It requires good knowledge of all the key stakeholders on the project, and how best to reach them. Inexperienced project managers often miss stakeholders and don’t get their commitments to the project, resulting in missed objectives, unidentified critical constraints, and ultimately, incorrect assumptions on time and resource.
New project managers can also fall into the trap of being over-ambitious with their business cases, not fully taking into account resource and budget constraints. All of this could spell the end of a project, or at least cause issues with the timeline or the adoption of the project.
Here’s how to put together a business case that works:
Start with why (and what)
The first step when crafting a business case is to clearly articulate the ‘why’ in terms of the value proposition and ‘what’ you plan to do in order to deliver that value. The ‘what’ needs to be as specific as possible in order to fix scope and make it easy to focus on specific deliverables linked to desired outcomes.
Depending on the project size, scope and complexity, you will need to discuss the ‘why’ and ‘what’ with a number of stakeholders to get support, feedback and identify any potential resistance. Start with the people who have the greatest influence on your project – controlling the essential resources and possessing the expertise necessary for success. This is particularly important in large organisations, where the critical stakeholders often have high demands on their time. Getting their formal buy-in upfront is crucial.
Take stock of other projects
Get your timings defined so you can think about when the resources would be required to meet the commitments, and at what stage in order to allow other departments to plan their resources. It’s much better to make requests by obtaining the commitment up-front than trying to get favours last minute.
If the business has many projects on the go, it’s always best to see if there are existing projects in the pipeline that may impact your project in terms of funding priority, timing, cost and benefits realisation.
Be clear and concise
Think carefully when drafting your business case. Be as clear as possible about all of the timing, scope, costs and benefits as well as the organisation constraints and project risks. Ensure that you consider all the inputs from your stakeholders into your analysis.
Ensure that all the critical elements of a business case are covered.
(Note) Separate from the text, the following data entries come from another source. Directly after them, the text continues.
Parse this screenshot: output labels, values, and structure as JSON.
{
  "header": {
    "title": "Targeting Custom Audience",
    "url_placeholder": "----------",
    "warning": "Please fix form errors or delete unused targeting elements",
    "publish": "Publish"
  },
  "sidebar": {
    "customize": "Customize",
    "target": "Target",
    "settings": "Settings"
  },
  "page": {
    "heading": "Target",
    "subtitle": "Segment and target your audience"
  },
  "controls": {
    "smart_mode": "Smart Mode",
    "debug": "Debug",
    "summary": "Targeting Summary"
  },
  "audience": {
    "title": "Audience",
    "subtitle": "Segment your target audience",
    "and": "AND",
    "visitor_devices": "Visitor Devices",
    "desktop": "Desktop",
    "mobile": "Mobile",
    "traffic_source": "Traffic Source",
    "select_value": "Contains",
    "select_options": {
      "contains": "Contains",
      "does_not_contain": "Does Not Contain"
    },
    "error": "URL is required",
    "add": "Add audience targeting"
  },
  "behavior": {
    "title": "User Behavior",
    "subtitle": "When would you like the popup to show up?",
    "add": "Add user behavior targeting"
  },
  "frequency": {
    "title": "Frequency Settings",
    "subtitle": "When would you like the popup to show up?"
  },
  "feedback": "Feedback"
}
Usually, you will have ‘Objectives’, ‘Costs’ and ‘Benefits’ with overall timescales.
Forecast cash flow impacts over the project timeline, and the associated project risks. The quality of the inputs will increase the chances of approval where funding is tight and projects are prioritised at the portfolio level.
Unless they are regulatory in nature, projects with clear value propositions and benefits (ideally translated into tangible financial terms) have a higher chance of approval and support than those with poorly defined benefits.
Presenting your case
Aim to be clear, concise and punchy in your communication – stick to ‘problem’, ‘current state’ and ‘solution’ as much as possible. Devote plenty of time to rehearse your presentation to reinforce your confidence and free up your conscious thinking and energy for being present in the meeting.
You have to believe that this project is the right thing for the business. Emphasise the benefits the project will deliver, and prepare for potential challenges. You cannot have any doubts about what you’re presenting as any hesitancy will be interpreted as a lack of confidence in the project, or a lack of preparation and analysis.
If you’ve devoted sufficient thinking time into how the project will deliver the value and how the risks will be managed, then you should be in a good position for delivering a successful presentation.
You can find a helpful template for business cases and other documents on APM Learning.
Written by Dante Healy